▶ **RECORDED DATA**
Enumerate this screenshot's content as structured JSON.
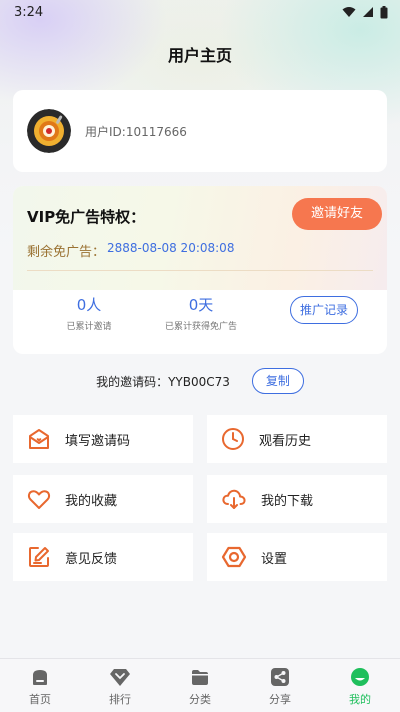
{
  "status_bar": {
    "time": "3:24"
  },
  "header": {
    "title": "用户主页"
  },
  "profile": {
    "user_id": "用户ID:10117666"
  },
  "vip": {
    "title": "VIP免广告特权：",
    "remaining_label": "剩余免广告：",
    "remaining_value": "2888-08-08 20:08:08",
    "invite_button": "邀请好友",
    "stats": [
      {
        "value": "0人",
        "label": "已累计邀请"
      },
      {
        "value": "0天",
        "label": "已累计获得免广告"
      }
    ],
    "promo_button": "推广记录"
  },
  "invite": {
    "code_text": "我的邀请码：YYB00C73",
    "copy_button": "复制"
  },
  "menu": [
    {
      "label": "填写邀请码",
      "icon": "envelope-heart-icon"
    },
    {
      "label": "观看历史",
      "icon": "clock-icon"
    },
    {
      "label": "我的收藏",
      "icon": "heart-icon"
    },
    {
      "label": "我的下载",
      "icon": "cloud-download-icon"
    },
    {
      "label": "意见反馈",
      "icon": "edit-icon"
    },
    {
      "label": "设置",
      "icon": "settings-hex-icon"
    }
  ],
  "nav": {
    "items": [
      {
        "label": "首页",
        "icon": "home-icon"
      },
      {
        "label": "排行",
        "icon": "diamond-icon"
      },
      {
        "label": "分类",
        "icon": "folder-icon"
      },
      {
        "label": "分享",
        "icon": "share-icon"
      },
      {
        "label": "我的",
        "icon": "profile-smile-icon"
      }
    ],
    "active_index": 4
  },
  "colors": {
    "accent_orange": "#f6774f",
    "accent_blue": "#3e6ee0",
    "active_green": "#1fbf5c",
    "menu_icon": "#e8682f"
  }
}
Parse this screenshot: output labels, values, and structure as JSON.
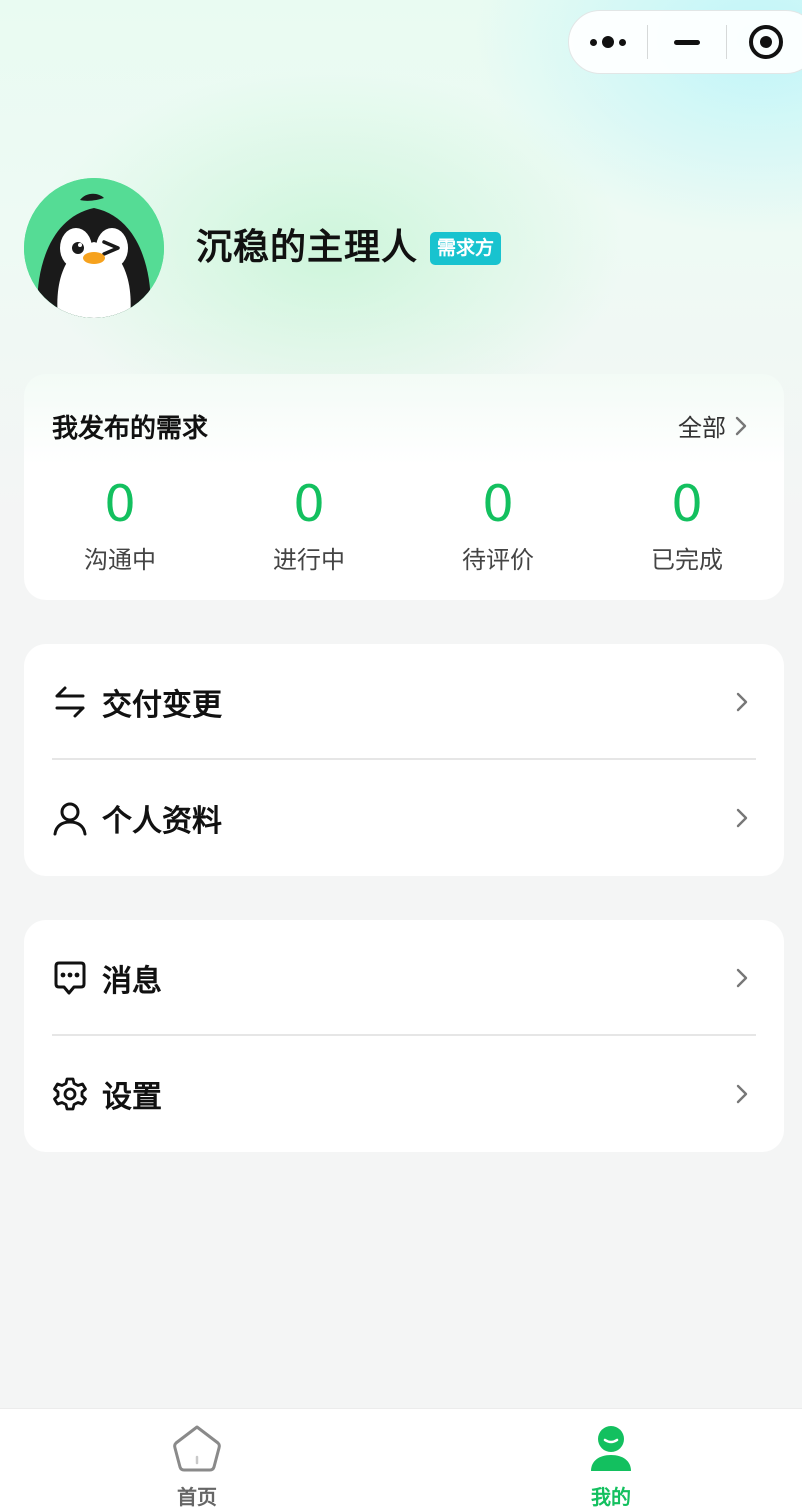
{
  "capsule": {
    "more_icon": "more-dots-icon",
    "minimize_icon": "minimize-icon",
    "close_icon": "target-close-icon"
  },
  "profile": {
    "name": "沉稳的主理人",
    "role": "需求方",
    "avatar": "penguin-avatar"
  },
  "demands": {
    "title": "我发布的需求",
    "all_label": "全部",
    "stats": [
      {
        "value": "0",
        "label": "沟通中"
      },
      {
        "value": "0",
        "label": "进行中"
      },
      {
        "value": "0",
        "label": "待评价"
      },
      {
        "value": "0",
        "label": "已完成"
      }
    ]
  },
  "menu": {
    "items": [
      {
        "label": "交付变更",
        "icon": "swap-arrows-icon"
      },
      {
        "label": "个人资料",
        "icon": "user-icon"
      },
      {
        "label": "消息",
        "icon": "message-icon"
      },
      {
        "label": "设置",
        "icon": "gear-icon"
      }
    ]
  },
  "tabbar": {
    "tabs": [
      {
        "label": "首页",
        "icon": "home-icon",
        "active": false
      },
      {
        "label": "我的",
        "icon": "profile-icon",
        "active": true
      }
    ]
  },
  "colors": {
    "accent": "#13c05f",
    "badge": "#18c3cf",
    "inactive_tab": "#666666"
  }
}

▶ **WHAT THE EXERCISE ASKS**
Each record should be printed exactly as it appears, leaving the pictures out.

▶ **REPLY**
Enumerate this screenshot's content as structured JSON.
{
  "status_bar": {
    "time": "3:24"
  },
  "header": {
    "title": "用户主页"
  },
  "profile": {
    "user_id": "用户ID:10117666"
  },
  "vip": {
    "title": "VIP免广告特权：",
    "remaining_label": "剩余免广告：",
    "remaining_value": "2888-08-08 20:08:08",
    "invite_button": "邀请好友",
    "stats": [
      {
        "value": "0人",
        "label": "已累计邀请"
      },
      {
        "value": "0天",
        "label": "已累计获得免广告"
      }
    ],
    "promo_button": "推广记录"
  },
  "invite": {
    "code_text": "我的邀请码：YYB00C73",
    "copy_button": "复制"
  },
  "menu": [
    {
      "label": "填写邀请码",
      "icon": "envelope-heart-icon"
    },
    {
      "label": "观看历史",
      "icon": "clock-icon"
    },
    {
      "label": "我的收藏",
      "icon": "heart-icon"
    },
    {
      "label": "我的下载",
      "icon": "cloud-download-icon"
    },
    {
      "label": "意见反馈",
      "icon": "edit-icon"
    },
    {
      "label": "设置",
      "icon": "settings-hex-icon"
    }
  ],
  "nav": {
    "items": [
      {
        "label": "首页",
        "icon": "home-icon"
      },
      {
        "label": "排行",
        "icon": "diamond-icon"
      },
      {
        "label": "分类",
        "icon": "folder-icon"
      },
      {
        "label": "分享",
        "icon": "share-icon"
      },
      {
        "label": "我的",
        "icon": "profile-smile-icon"
      }
    ],
    "active_index": 4
  },
  "colors": {
    "accent_orange": "#f6774f",
    "accent_blue": "#3e6ee0",
    "active_green": "#1fbf5c",
    "menu_icon": "#e8682f"
  }
}
Parse this screenshot: output labels, values, and structure as JSON.
{
  "capsule": {
    "more_icon": "more-dots-icon",
    "minimize_icon": "minimize-icon",
    "close_icon": "target-close-icon"
  },
  "profile": {
    "name": "沉稳的主理人",
    "role": "需求方",
    "avatar": "penguin-avatar"
  },
  "demands": {
    "title": "我发布的需求",
    "all_label": "全部",
    "stats": [
      {
        "value": "0",
        "label": "沟通中"
      },
      {
        "value": "0",
        "label": "进行中"
      },
      {
        "value": "0",
        "label": "待评价"
      },
      {
        "value": "0",
        "label": "已完成"
      }
    ]
  },
  "menu": {
    "items": [
      {
        "label": "交付变更",
        "icon": "swap-arrows-icon"
      },
      {
        "label": "个人资料",
        "icon": "user-icon"
      },
      {
        "label": "消息",
        "icon": "message-icon"
      },
      {
        "label": "设置",
        "icon": "gear-icon"
      }
    ]
  },
  "tabbar": {
    "tabs": [
      {
        "label": "首页",
        "icon": "home-icon",
        "active": false
      },
      {
        "label": "我的",
        "icon": "profile-icon",
        "active": true
      }
    ]
  },
  "colors": {
    "accent": "#13c05f",
    "badge": "#18c3cf",
    "inactive_tab": "#666666"
  }
}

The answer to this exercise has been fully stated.